# Input data
----

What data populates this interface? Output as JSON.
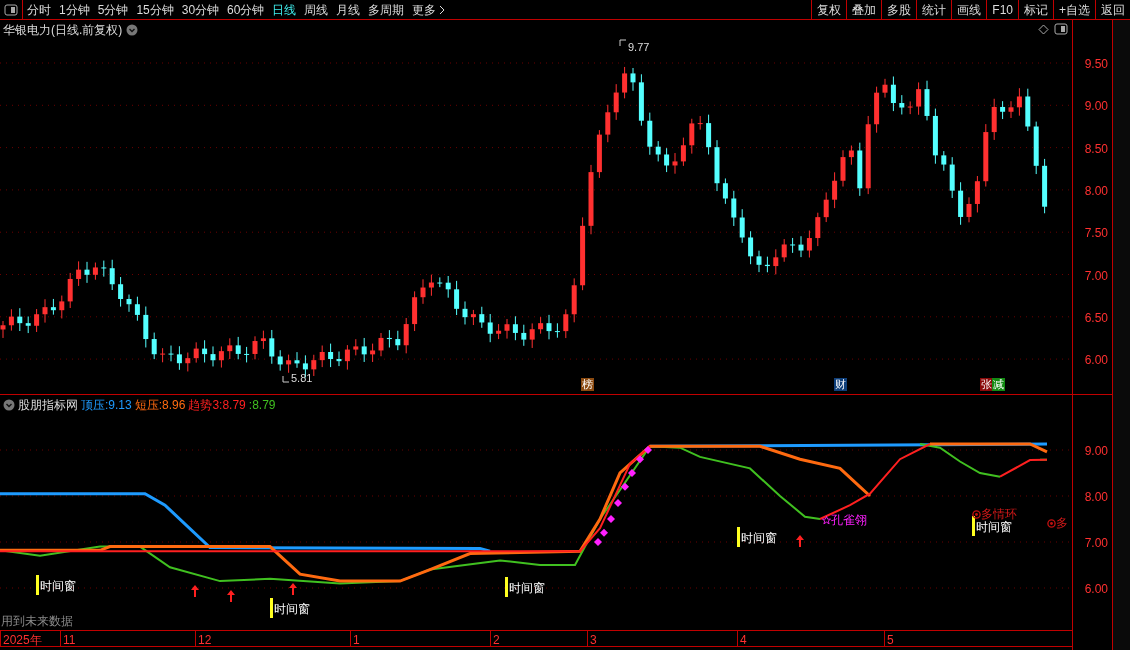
{
  "toolbar": {
    "periods": [
      {
        "label": "分时",
        "selected": false
      },
      {
        "label": "1分钟",
        "selected": false
      },
      {
        "label": "5分钟",
        "selected": false
      },
      {
        "label": "15分钟",
        "selected": false
      },
      {
        "label": "30分钟",
        "selected": false
      },
      {
        "label": "60分钟",
        "selected": false
      },
      {
        "label": "日线",
        "selected": true
      },
      {
        "label": "周线",
        "selected": false
      },
      {
        "label": "月线",
        "selected": false
      },
      {
        "label": "多周期",
        "selected": false
      },
      {
        "label": "更多",
        "selected": false
      }
    ],
    "actions": [
      "复权",
      "叠加",
      "多股",
      "统计",
      "画线",
      "F10",
      "标记",
      "+自选",
      "返回"
    ]
  },
  "chart": {
    "title": "华银电力(日线.前复权)",
    "price_ticks": [
      "9.50",
      "9.00",
      "8.50",
      "8.00",
      "7.50",
      "7.00",
      "6.50",
      "6.00"
    ],
    "high_label": "9.77",
    "low_label": "5.81",
    "events": [
      {
        "label": "榜",
        "color": "#8b4a10"
      },
      {
        "label": "财",
        "color": "#0f3f7a"
      },
      {
        "label": "张",
        "color": "#8a0a0a"
      },
      {
        "label": "减",
        "color": "#138a13"
      }
    ]
  },
  "indicator": {
    "name": "股朋指标网",
    "values": [
      {
        "label": "顶压:",
        "value": "9.13",
        "color": "#1e9bff"
      },
      {
        "label": "短压:",
        "value": "8.96",
        "color": "#ff6a10"
      },
      {
        "label": "趋势3:",
        "value": "8.79",
        "color": "#ff2020"
      },
      {
        "label": ":",
        "value": "8.79",
        "color": "#40c020"
      }
    ],
    "ticks": [
      "9.00",
      "8.00",
      "7.00",
      "6.00"
    ],
    "windows": [
      "时间窗",
      "时间窗",
      "时间窗",
      "时间窗",
      "时间窗"
    ],
    "signals": [
      {
        "kind": "star",
        "text": "孔雀翎"
      },
      {
        "kind": "ring",
        "text": "多情环"
      },
      {
        "kind": "ring",
        "text": "多"
      }
    ],
    "footnote": "用到未来数据"
  },
  "date_axis": [
    "2025年",
    "11",
    "12",
    "1",
    "2",
    "3",
    "4",
    "5"
  ]
}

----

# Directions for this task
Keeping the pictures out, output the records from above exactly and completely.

# Your solution
What data populates this interface? Output as JSON.
{
  "toolbar": {
    "periods": [
      {
        "label": "分时",
        "selected": false
      },
      {
        "label": "1分钟",
        "selected": false
      },
      {
        "label": "5分钟",
        "selected": false
      },
      {
        "label": "15分钟",
        "selected": false
      },
      {
        "label": "30分钟",
        "selected": false
      },
      {
        "label": "60分钟",
        "selected": false
      },
      {
        "label": "日线",
        "selected": true
      },
      {
        "label": "周线",
        "selected": false
      },
      {
        "label": "月线",
        "selected": false
      },
      {
        "label": "多周期",
        "selected": false
      },
      {
        "label": "更多",
        "selected": false
      }
    ],
    "actions": [
      "复权",
      "叠加",
      "多股",
      "统计",
      "画线",
      "F10",
      "标记",
      "+自选",
      "返回"
    ]
  },
  "chart": {
    "title": "华银电力(日线.前复权)",
    "price_ticks": [
      "9.50",
      "9.00",
      "8.50",
      "8.00",
      "7.50",
      "7.00",
      "6.50",
      "6.00"
    ],
    "high_label": "9.77",
    "low_label": "5.81",
    "events": [
      {
        "label": "榜",
        "color": "#8b4a10"
      },
      {
        "label": "财",
        "color": "#0f3f7a"
      },
      {
        "label": "张",
        "color": "#8a0a0a"
      },
      {
        "label": "减",
        "color": "#138a13"
      }
    ]
  },
  "indicator": {
    "name": "股朋指标网",
    "values": [
      {
        "label": "顶压:",
        "value": "9.13",
        "color": "#1e9bff"
      },
      {
        "label": "短压:",
        "value": "8.96",
        "color": "#ff6a10"
      },
      {
        "label": "趋势3:",
        "value": "8.79",
        "color": "#ff2020"
      },
      {
        "label": ":",
        "value": "8.79",
        "color": "#40c020"
      }
    ],
    "ticks": [
      "9.00",
      "8.00",
      "7.00",
      "6.00"
    ],
    "windows": [
      "时间窗",
      "时间窗",
      "时间窗",
      "时间窗",
      "时间窗"
    ],
    "signals": [
      {
        "kind": "star",
        "text": "孔雀翎"
      },
      {
        "kind": "ring",
        "text": "多情环"
      },
      {
        "kind": "ring",
        "text": "多"
      }
    ],
    "footnote": "用到未来数据"
  },
  "date_axis": [
    "2025年",
    "11",
    "12",
    "1",
    "2",
    "3",
    "4",
    "5"
  ]
}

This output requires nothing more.